But Zandi, one of the foremost economists cited by the Obama administration and Congress during the push for the $787 billion economic stimulus package in February, argued that despite the dismal economic predictions the recovery package was still a success and has prevented a massive problem from becoming even worse. 

"10.5 percent is a very reasonable expectation for the peak in unemployment, but I think it would be measurably higher if not for the stimulus package," Zandi said. "The stimulus in my view is working. It's just gotten overwhelmed by the magnitude of the economic crisis." 

Zandi said the presumably slow recovery means stimulus benefits should be extended into 2010. 

He said unemployment benefits, first-time home buyer credits and state aid should all be continued. 

"If you've got 10 percent-plus unemployment, people are going to be out of work. They're going to need more help," he said. 

Michigan Gov. Jennifer Granholm, whose state's unemployment rate is the highest in the nation at 15.2 percent, agreed that unemployment benefits should be extended.
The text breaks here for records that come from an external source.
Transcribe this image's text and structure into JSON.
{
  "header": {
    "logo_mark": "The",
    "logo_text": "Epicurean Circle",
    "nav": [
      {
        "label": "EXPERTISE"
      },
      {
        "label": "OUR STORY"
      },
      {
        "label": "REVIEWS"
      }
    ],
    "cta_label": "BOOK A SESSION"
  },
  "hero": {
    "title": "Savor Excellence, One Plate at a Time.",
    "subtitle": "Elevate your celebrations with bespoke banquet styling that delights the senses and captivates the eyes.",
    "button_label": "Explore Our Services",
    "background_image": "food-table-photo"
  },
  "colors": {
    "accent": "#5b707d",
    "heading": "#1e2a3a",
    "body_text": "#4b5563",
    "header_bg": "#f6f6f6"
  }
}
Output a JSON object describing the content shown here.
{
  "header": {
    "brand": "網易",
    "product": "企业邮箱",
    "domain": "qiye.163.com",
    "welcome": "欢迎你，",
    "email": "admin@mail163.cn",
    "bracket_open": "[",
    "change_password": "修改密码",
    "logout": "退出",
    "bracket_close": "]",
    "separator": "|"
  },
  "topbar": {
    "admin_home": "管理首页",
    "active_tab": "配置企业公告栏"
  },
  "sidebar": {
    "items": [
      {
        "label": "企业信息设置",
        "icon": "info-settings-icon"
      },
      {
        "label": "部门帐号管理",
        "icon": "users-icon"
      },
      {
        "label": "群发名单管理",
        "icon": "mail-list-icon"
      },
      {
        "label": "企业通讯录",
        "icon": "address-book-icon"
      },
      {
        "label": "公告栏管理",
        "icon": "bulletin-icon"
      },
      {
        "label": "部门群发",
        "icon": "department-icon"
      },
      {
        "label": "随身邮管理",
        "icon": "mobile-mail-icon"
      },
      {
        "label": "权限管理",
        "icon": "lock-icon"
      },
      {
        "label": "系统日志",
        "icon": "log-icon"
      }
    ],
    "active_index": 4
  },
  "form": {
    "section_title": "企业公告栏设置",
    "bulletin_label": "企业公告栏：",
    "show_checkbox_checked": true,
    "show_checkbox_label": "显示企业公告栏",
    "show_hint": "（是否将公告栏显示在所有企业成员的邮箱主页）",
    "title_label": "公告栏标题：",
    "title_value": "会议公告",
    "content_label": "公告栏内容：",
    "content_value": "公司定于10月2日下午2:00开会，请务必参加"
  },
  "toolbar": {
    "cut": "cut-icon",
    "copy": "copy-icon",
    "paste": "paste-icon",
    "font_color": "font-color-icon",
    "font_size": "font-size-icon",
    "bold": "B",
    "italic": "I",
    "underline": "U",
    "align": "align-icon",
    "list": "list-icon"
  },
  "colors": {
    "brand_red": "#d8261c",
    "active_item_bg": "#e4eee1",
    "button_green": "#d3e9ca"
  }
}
The Democratic governor said that the stimulus has helped, even though "unemployment is at a ridiculously high level." 

But Indiana Gov. Mitch Daniels said the stimulus has not yielded the benefits it advertised months ago. 

"It's coming very slowly, if at all," the Republican told "FOX News Sunday." "The stimulus, I didn't oppose the idea of it, but I don't think you can point to much effect so far."